The need for accessible websites
Per the Census Bureau’s report released in 2012, 57 million Americans (about 20% of the population) have a disability.
- 19.9 million (8.2%) have difficulty lifting or grasping. This could, for example, impact their ability to use a mouse or keyboard.
- 15.2 million (6.3%) have a cognitive, mental, or emotional impairment. These people might have difficulty maintaining focus or understanding content hierarchies.
- 8.1 million (3.3%) have a vision impairment. These people might rely on a screen magnifier or a screen reader, or might have a form of color blindness.
- 7.6 million (3.1%) have a hearing impairment. They might rely on transcripts and / or captions for audio and video media.
Benefits of an accessible website
- It’s the right thing to do: Accessibility issues cut across all demographics and affect not just people with various types of impairments, but also people with slow internet speeds, people in transit while online, and a number of other temporary situations. Any organization with a commitment to diversity, equity and inclusion should be working towards an accessible website.
- Reach more people: With about 20% of the population coping with some for of disability that can make it difficult to use a website, by making yours accessible, your content can get to a larger audience.
- Can improve SEO: Accessibility improves SEO as it requires the site to be structured very well on the backend.

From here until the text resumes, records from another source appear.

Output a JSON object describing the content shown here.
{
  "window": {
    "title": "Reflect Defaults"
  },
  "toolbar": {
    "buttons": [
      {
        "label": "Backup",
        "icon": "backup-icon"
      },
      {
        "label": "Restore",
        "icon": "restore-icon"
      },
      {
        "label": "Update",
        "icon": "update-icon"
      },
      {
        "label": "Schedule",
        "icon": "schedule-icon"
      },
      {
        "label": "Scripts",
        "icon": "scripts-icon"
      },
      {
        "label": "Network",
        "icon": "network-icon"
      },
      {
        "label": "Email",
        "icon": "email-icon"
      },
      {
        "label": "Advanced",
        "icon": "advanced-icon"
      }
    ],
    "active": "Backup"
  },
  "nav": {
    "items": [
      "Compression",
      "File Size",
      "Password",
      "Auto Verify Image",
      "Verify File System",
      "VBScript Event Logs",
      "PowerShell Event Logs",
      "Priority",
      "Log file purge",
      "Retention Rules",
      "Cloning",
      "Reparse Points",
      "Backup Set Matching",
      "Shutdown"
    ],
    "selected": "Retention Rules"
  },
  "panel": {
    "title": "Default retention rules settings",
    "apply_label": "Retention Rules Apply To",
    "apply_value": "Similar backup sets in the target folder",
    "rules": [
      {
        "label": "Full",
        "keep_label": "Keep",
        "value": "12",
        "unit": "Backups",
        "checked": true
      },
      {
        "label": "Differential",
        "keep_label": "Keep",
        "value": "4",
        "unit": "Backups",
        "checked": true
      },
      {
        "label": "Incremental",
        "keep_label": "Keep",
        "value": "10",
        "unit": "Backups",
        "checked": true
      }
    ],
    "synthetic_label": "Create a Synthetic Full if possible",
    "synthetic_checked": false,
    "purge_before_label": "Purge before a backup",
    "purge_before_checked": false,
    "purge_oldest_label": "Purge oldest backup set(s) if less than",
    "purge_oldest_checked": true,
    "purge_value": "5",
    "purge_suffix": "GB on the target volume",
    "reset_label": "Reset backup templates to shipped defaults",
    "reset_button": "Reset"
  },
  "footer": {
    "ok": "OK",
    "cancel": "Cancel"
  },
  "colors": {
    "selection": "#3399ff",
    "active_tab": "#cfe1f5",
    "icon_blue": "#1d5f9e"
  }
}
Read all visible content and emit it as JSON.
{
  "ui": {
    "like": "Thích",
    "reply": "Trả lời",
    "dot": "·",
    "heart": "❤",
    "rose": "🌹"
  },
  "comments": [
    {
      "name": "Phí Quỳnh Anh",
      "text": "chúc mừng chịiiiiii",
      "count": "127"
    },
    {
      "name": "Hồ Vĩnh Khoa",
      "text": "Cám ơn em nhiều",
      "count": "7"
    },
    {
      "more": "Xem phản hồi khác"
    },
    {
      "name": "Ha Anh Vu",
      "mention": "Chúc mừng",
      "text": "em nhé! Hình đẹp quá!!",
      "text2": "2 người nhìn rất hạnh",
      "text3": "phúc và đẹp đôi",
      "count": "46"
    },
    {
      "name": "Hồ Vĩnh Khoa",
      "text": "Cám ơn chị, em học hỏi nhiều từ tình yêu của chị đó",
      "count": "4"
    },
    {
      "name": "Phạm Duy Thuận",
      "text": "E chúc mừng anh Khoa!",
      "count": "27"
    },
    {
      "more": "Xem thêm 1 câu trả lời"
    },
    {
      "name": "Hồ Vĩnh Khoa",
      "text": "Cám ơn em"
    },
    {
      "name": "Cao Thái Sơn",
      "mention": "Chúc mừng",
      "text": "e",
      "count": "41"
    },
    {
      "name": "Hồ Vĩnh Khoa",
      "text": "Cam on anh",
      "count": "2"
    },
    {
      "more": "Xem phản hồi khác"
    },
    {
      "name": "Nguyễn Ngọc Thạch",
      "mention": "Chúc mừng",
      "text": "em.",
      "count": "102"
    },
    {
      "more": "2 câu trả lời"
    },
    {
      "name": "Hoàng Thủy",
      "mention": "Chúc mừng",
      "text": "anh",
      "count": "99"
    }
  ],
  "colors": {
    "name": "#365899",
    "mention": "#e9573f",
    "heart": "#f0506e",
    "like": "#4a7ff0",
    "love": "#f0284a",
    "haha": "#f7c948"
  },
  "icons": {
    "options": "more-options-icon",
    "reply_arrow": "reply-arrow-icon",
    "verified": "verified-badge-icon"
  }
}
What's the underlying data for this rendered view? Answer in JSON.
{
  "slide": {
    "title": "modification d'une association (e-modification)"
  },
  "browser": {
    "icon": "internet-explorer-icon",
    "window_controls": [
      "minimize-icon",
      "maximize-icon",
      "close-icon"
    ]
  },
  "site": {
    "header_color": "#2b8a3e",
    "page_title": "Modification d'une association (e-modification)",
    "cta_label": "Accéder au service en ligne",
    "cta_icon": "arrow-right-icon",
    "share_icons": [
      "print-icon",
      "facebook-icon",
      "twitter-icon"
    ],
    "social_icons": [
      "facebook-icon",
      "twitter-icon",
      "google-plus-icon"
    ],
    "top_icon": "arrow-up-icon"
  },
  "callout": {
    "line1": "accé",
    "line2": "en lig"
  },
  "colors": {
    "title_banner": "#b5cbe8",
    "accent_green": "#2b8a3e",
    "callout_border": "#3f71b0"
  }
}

- Can prevent lawsuits: The number of lawsuits filed against companies without sufficiently accessible websites is on the rise. Web accessibility is never done. But by implementing a work plan towards improving your website’s accessibility over time, you can demonstrate your commitment to making it possible for as many people as you can.